TASK:
Your output should be an exact copy of the records, with no pictures in it.

DATA RECORDS:

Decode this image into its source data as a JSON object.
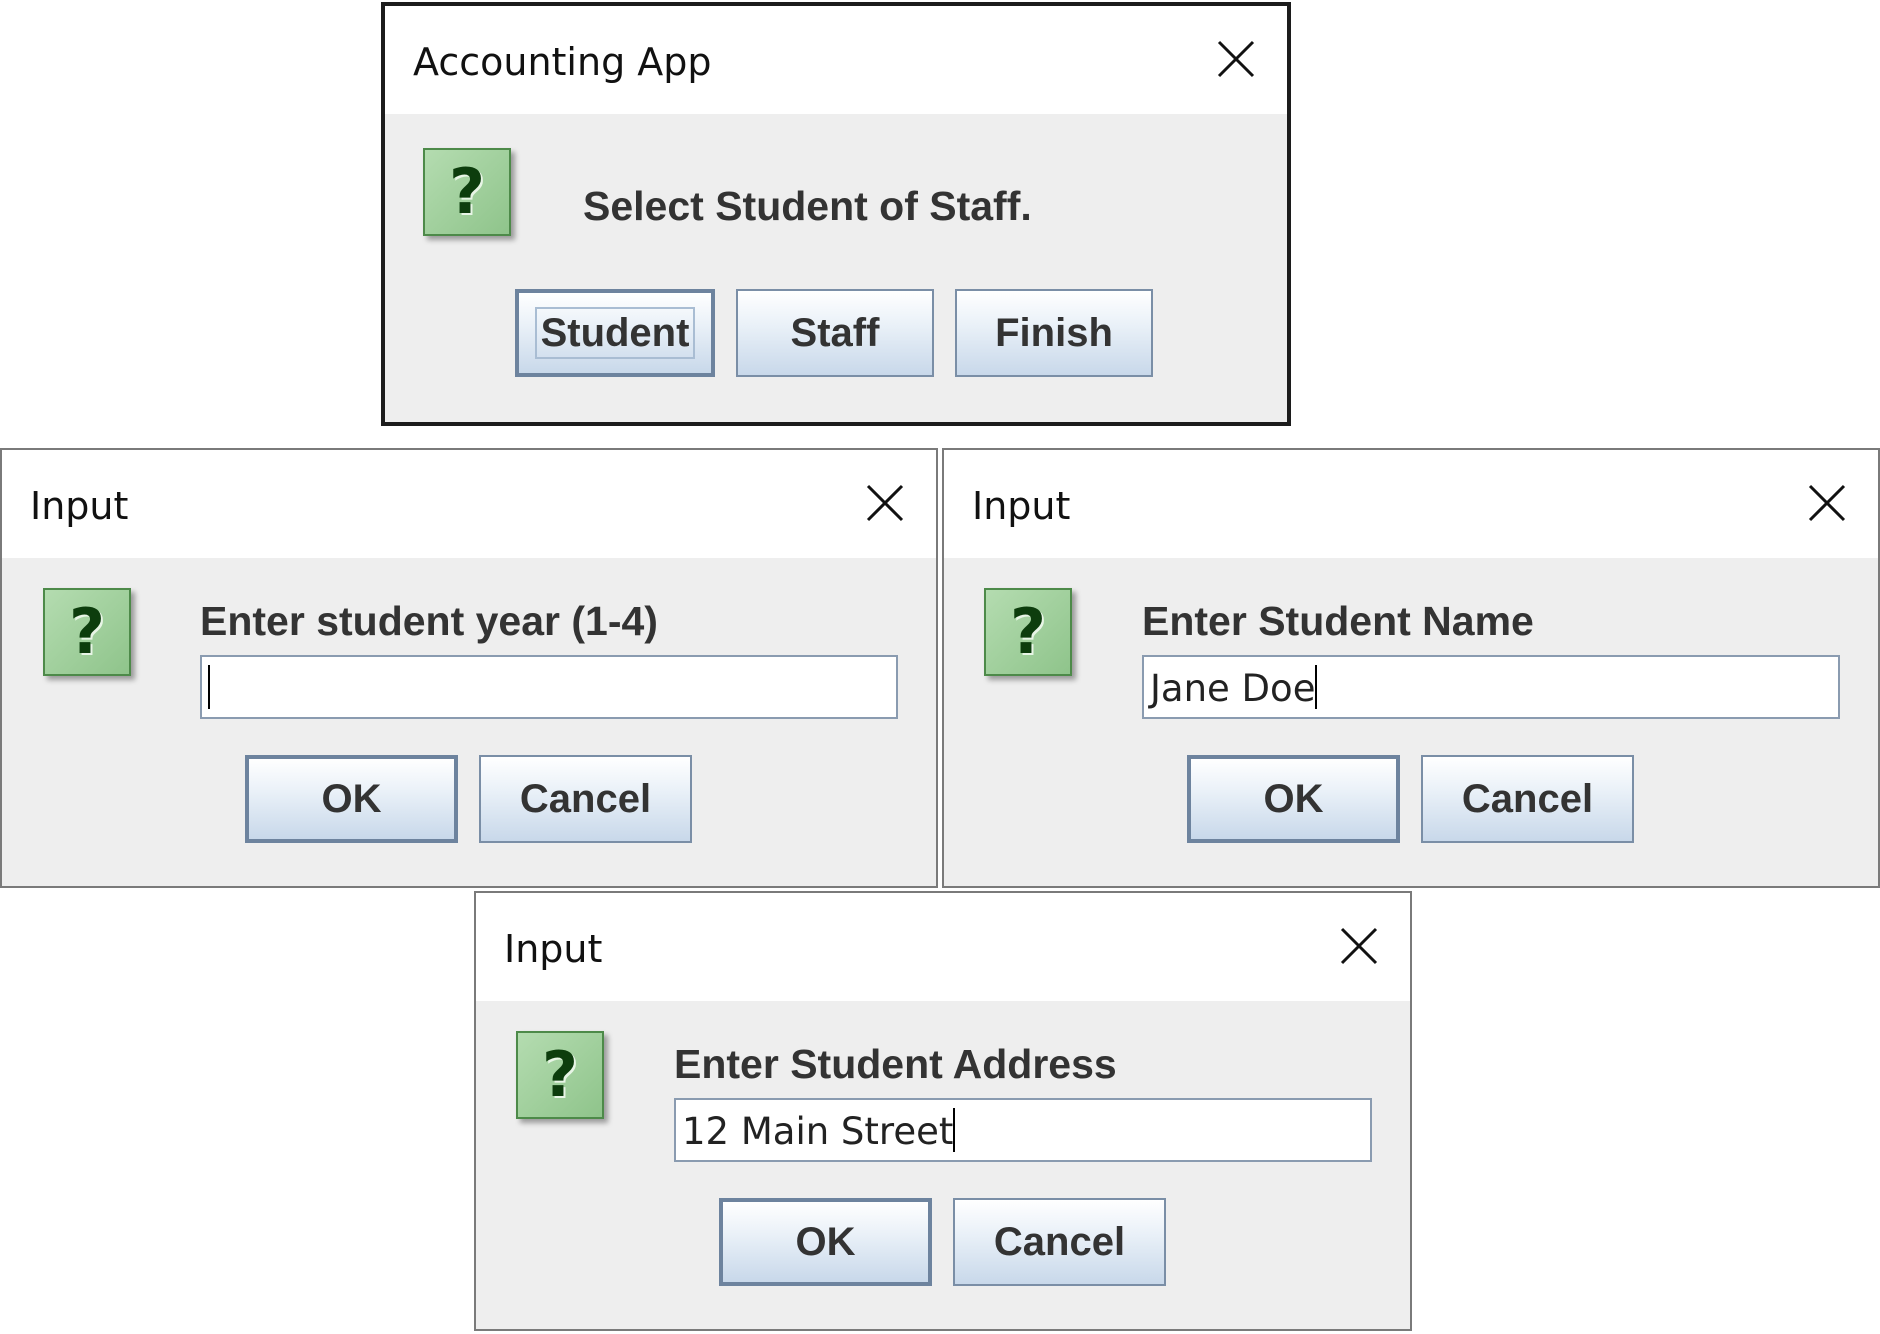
{
  "dialogs": {
    "main": {
      "title": "Accounting App",
      "message": "Select Student of Staff.",
      "icon": "question-icon",
      "buttons": [
        "Student",
        "Staff",
        "Finish"
      ]
    },
    "year": {
      "title": "Input",
      "message": "Enter student year (1-4)",
      "icon": "question-icon",
      "value": "",
      "ok": "OK",
      "cancel": "Cancel"
    },
    "name": {
      "title": "Input",
      "message": "Enter Student Name",
      "icon": "question-icon",
      "value": "Jane Doe",
      "ok": "OK",
      "cancel": "Cancel"
    },
    "address": {
      "title": "Input",
      "message": "Enter Student Address",
      "icon": "question-icon",
      "value": "12 Main Street",
      "ok": "OK",
      "cancel": "Cancel"
    }
  },
  "icons": {
    "close": "close-icon",
    "question": "?"
  },
  "colors": {
    "dialog_bg": "#eeeeee",
    "icon_green": "#8fc48b",
    "button_gradient_bottom": "#c8d8ea"
  }
}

ANSWER TO THE PROBLEM:
Decode this image into its source data as a JSON object.
{
  "dialogs": {
    "main": {
      "title": "Accounting App",
      "message": "Select Student of Staff.",
      "icon": "question-icon",
      "buttons": [
        "Student",
        "Staff",
        "Finish"
      ]
    },
    "year": {
      "title": "Input",
      "message": "Enter student year (1-4)",
      "icon": "question-icon",
      "value": "",
      "ok": "OK",
      "cancel": "Cancel"
    },
    "name": {
      "title": "Input",
      "message": "Enter Student Name",
      "icon": "question-icon",
      "value": "Jane Doe",
      "ok": "OK",
      "cancel": "Cancel"
    },
    "address": {
      "title": "Input",
      "message": "Enter Student Address",
      "icon": "question-icon",
      "value": "12 Main Street",
      "ok": "OK",
      "cancel": "Cancel"
    }
  },
  "icons": {
    "close": "close-icon",
    "question": "?"
  },
  "colors": {
    "dialog_bg": "#eeeeee",
    "icon_green": "#8fc48b",
    "button_gradient_bottom": "#c8d8ea"
  }
}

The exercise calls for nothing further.